If you just want to read the poem, here it is:

Beau by Jimmy Stewart

He never came to me when I would call unless I had a tennis ball–or he felt like it.
But mostly, he didn’t come at all.
When he was young, he never learned to heel, or sit, or stay–he did things his way.
Discipline was not his bag, but when you were with him things sure didn’t drag.

He’d dig up a rose bush just to spite me and when I’d grab him, he’d turn bite me.
He bit lots of folks from day to day–the delivery boy was his favorite prey.
The gas man wouldn’t read our meter. He said we owned a real man-eater.
He set the house on fire, but the story’s long to tell.
Suffice to say that he survived and the house survived as well.

And on evening walks–and Gloria took him, he was always first out the door,
The old one and I brought up the rear because our bones were sore.
And he’d charge up the street with mom hanging on–what a beautiful pair they were.
And if it was still light and the tourists were out, they created a bit of a stir.
But every once in a while, he’d stop in his tracks and with a frown on his face, look around.
It was just to make sure that the old one was there to follow him where he was bound.

We’re early to bedders in our house, I guess I’m the first to retire,
And as I’d leave the room, he’d look at me and get up from his place by the fire.
He knew where the tennis balls were upstairs and I’d give him one for a while
And he’d push it under the bed with his nose and I’d dig it out with a smile

But before very long, he’d tire the ball and he’d be asleep in his corner in no time at all.
And there were nights when I’d feel him climb upon our bed and lie between us and I’d pat his head.
And there were nights when I’d feel his stare and I’d wake up and he’d be sitting there,
And I’d reach out to stroke his hair and sometimes I’d feel him sigh and I think I know the reason why.
He’d wake up at night and he would have this fear,
Of the dark, of life, of lots of things and he’d be glad to have me near.

And now he’s dead

And there are nights when I think I feel him climb upon our bed and lie between us and I pat his head.
And there are nights when I think I feel that stare and I reach out my hand to stroke his hair
And he’s not there.
Oh how I wish that wasn’t so, I’ll always love a dog named Beau.

Johnny Carson mixes well with the animals

I think of all the shows I’ve seen where they bring out animals to see what kind of crazy things will happen, this clip tops the cake.
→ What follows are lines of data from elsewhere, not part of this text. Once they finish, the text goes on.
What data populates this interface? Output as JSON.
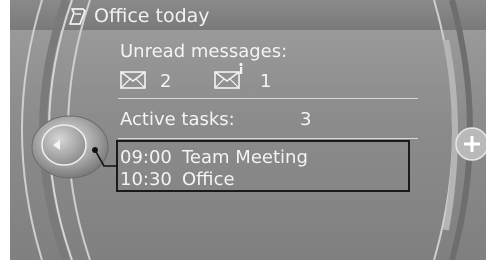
{
  "header": {
    "title": "Office today",
    "title_icon": "notebook-icon"
  },
  "unread": {
    "label": "Unread messages:",
    "email_icon": "envelope-icon",
    "email_count": "2",
    "sms_icon": "envelope-info-icon",
    "sms_count": "1"
  },
  "tasks": {
    "label": "Active tasks:",
    "count": "3"
  },
  "appointments": [
    {
      "time": "09:00",
      "title": "Team Meeting"
    },
    {
      "time": "10:30",
      "title": "Office"
    }
  ],
  "controls": {
    "left_knob_icon": "left-arrow-icon",
    "right_icon": "plus-icon"
  },
  "colors": {
    "screen_bg": "#8c8c8c",
    "text": "#f4f4f4",
    "callout_border": "#1a1a1a"
  }
}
In a funny bit of irony, Johnny makes a joke saying that he should wear one of the animals on his head and be Fess Parker (actor who played Davy Crockett) and sure enough, the little guy actually crawls onto Johnny’s head and makes his joke literal! The two zoologists in the clip were Jim Fowler and Joan Embery. Enjoy.


Johnny Carson makes last tv appearance

I, like many was a big fan of Johnny Carson and although I was only born in 1982, I can still remember watching some of the last shows. I always loved this video clip from David Letterman’s Late show where Johnny Carson makes a suprise appearance to a standing ovation that goes on for a minute twenty. According to some research I did on this clip, Johnny was supposed to come out and tell a joke, but is either too emotional to do so or was still getting over a minor sickness. Either way, you can see the moment where he aborts the original plan and decides to walk off the stage for the last time.

I have to mention that I think this was one of the most memorable moments in television history. Enjoy.